While Christmas is certainly a time when many who would not normally do so reflect on the spiritual, historic newspapers reveal a time when the lines between the spiritual and the physical were not nearly so distinct. Religion, while largely stripped from the currently public square, was part and parcel of daily conversation in the not to distant past. An example would be the following report of the importance of religion in the lives of Civil War soldiers found in the Hammond Gazette (Point Lookout, MD) of September 22, 1863. My Christmas wish is that we would regain our previous understanding of the role of true religion in everyday life, minus the driving harsh conditions of the past. Please enjoy.
The “Hammond Gazette” hospital newspaper from the Civil War, dated August 25, 1863, has an interesting front page item concerning the “Gray Beard Brigade” (see below) and why they are inclined to stand & fight. And also a likely reason why one of their elderly members joined the army.

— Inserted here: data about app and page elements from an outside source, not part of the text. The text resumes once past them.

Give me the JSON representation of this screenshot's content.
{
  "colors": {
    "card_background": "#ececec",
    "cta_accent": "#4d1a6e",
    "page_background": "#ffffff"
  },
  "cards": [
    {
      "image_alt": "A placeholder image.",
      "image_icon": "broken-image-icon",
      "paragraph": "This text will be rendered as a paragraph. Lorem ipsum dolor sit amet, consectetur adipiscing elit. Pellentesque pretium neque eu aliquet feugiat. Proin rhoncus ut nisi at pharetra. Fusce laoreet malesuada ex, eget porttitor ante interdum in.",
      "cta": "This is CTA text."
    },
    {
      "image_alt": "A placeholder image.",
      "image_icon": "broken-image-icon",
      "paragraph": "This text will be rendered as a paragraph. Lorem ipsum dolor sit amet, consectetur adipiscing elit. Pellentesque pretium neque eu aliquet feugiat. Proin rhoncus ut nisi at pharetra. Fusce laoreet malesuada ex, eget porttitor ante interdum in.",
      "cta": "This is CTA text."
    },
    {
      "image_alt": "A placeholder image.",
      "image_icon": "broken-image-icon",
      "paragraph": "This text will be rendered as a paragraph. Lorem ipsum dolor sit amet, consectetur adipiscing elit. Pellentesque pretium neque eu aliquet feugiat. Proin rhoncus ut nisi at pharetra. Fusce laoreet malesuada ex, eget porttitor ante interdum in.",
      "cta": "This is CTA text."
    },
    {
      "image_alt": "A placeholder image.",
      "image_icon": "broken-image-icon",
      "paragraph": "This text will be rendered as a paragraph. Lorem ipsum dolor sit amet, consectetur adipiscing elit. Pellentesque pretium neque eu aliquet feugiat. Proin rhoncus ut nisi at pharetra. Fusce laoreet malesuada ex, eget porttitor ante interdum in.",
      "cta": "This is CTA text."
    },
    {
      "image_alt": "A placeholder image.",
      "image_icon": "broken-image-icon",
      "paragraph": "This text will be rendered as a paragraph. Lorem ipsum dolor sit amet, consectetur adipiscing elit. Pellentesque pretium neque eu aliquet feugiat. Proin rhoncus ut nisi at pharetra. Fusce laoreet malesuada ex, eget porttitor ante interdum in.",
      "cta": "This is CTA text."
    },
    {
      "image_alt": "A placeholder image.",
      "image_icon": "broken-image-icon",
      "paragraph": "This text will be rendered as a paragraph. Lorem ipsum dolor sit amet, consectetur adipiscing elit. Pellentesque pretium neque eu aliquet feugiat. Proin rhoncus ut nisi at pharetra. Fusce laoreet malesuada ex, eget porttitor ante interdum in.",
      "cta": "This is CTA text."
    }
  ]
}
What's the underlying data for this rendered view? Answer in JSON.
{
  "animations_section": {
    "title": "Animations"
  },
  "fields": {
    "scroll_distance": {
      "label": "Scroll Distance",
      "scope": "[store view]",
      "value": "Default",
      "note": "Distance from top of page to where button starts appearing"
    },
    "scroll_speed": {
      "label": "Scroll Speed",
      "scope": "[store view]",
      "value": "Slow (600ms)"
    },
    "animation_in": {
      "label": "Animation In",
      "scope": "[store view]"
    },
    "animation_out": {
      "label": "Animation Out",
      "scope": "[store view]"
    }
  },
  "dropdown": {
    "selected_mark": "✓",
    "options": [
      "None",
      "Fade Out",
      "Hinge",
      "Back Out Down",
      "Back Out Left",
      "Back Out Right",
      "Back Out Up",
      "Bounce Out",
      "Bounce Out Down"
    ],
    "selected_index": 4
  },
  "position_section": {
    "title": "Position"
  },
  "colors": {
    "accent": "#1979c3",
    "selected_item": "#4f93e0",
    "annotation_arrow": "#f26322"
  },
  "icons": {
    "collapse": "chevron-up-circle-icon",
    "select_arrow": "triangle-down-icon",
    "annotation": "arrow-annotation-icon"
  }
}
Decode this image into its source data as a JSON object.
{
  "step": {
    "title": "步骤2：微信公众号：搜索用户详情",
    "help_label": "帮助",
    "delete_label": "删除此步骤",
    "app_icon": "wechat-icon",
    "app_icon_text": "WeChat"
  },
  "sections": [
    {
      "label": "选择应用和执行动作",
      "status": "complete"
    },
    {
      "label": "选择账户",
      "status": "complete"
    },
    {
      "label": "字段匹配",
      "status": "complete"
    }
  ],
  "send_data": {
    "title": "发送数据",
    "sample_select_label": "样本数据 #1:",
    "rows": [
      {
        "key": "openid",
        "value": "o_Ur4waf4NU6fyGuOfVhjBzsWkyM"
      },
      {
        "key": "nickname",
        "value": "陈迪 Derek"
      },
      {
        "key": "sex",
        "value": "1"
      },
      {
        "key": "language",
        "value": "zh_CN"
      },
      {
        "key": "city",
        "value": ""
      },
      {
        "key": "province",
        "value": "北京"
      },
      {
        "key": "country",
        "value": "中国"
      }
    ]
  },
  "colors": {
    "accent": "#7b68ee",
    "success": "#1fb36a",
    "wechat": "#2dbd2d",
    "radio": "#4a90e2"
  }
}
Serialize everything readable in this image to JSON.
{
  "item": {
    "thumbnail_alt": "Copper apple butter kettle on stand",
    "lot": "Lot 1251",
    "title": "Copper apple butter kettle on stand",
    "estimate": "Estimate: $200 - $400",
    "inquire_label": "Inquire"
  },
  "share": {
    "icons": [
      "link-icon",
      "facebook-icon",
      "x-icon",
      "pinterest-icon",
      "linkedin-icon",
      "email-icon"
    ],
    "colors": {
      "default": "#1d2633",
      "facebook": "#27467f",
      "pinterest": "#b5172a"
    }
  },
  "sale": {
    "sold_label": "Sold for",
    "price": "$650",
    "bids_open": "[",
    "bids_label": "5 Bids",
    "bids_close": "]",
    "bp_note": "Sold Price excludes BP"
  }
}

Occasionally the human side of war comes through in the newspapers of the day, giving hard evidence of the tragedy of lost life and how it affects those back home. The front page of the: “Hammond Gazette” from Point Lookout, Maryland, Jan. 27, 1864, contains a poem titled “Who Will Care for Mother Now?” (see below) It reflects the sorrows & concerns of a dying soldier, and obviously attracted much attention as the internet is full of references to this poem, which at some point was to music as well.